What the task asks: Return each line of the listing that contains the string "switch".
#### Stored data
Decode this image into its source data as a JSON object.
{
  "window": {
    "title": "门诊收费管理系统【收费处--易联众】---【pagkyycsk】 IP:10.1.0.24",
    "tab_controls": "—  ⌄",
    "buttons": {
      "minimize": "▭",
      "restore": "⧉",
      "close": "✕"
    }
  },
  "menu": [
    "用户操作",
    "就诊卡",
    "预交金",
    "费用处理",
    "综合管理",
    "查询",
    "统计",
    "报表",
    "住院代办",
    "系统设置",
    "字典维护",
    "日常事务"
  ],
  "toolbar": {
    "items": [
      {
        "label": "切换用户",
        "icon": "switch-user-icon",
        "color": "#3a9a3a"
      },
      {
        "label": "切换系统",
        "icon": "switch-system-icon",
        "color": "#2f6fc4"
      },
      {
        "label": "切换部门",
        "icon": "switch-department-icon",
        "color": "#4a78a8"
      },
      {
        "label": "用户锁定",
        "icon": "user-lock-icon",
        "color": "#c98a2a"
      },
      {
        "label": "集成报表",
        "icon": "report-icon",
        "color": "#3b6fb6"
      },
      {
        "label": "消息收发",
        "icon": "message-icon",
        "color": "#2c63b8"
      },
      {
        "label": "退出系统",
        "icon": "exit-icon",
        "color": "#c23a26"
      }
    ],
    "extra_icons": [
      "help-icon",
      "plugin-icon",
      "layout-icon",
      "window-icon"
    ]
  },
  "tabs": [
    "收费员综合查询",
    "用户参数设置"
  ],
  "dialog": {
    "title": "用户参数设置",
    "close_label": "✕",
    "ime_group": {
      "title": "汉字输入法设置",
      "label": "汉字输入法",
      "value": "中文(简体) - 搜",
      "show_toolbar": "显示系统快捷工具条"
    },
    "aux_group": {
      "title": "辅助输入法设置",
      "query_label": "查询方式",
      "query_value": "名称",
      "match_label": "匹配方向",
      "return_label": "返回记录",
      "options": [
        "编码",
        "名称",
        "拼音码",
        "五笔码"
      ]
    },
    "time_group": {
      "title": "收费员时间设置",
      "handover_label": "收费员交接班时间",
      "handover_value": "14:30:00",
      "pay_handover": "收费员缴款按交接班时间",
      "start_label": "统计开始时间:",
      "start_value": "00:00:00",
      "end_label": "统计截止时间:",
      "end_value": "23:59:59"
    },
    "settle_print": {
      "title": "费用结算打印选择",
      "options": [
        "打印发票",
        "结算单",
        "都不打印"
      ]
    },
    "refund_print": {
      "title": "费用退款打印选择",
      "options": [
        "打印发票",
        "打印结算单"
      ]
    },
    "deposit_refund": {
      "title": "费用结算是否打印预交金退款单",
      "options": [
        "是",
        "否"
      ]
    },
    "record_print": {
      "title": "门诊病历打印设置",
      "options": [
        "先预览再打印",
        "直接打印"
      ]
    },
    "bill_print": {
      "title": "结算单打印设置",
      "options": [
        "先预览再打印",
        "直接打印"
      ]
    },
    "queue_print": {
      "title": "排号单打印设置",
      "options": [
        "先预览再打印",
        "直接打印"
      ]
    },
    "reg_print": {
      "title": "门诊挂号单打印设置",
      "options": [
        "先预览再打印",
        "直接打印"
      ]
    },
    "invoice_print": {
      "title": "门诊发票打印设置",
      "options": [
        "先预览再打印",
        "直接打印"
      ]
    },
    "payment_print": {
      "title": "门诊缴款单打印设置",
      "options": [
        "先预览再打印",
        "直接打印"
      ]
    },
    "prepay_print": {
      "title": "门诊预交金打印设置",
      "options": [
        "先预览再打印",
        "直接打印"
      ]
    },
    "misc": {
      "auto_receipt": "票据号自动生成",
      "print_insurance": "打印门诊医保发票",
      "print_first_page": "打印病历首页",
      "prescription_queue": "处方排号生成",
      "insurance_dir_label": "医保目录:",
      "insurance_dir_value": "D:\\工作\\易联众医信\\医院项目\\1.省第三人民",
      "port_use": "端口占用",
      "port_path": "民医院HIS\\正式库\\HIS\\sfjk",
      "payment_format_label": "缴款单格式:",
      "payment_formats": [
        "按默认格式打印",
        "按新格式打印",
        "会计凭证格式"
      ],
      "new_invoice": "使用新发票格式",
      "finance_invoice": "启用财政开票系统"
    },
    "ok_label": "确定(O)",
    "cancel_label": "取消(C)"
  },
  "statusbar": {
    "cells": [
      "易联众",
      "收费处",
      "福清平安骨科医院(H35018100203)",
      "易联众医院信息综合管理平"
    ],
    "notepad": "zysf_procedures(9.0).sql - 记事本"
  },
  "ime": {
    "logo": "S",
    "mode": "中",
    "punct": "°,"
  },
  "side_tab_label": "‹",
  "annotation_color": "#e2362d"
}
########
Written answer:
        "icon": "switch-user-icon",
        "icon": "switch-system-icon",
        "icon": "switch-department-icon",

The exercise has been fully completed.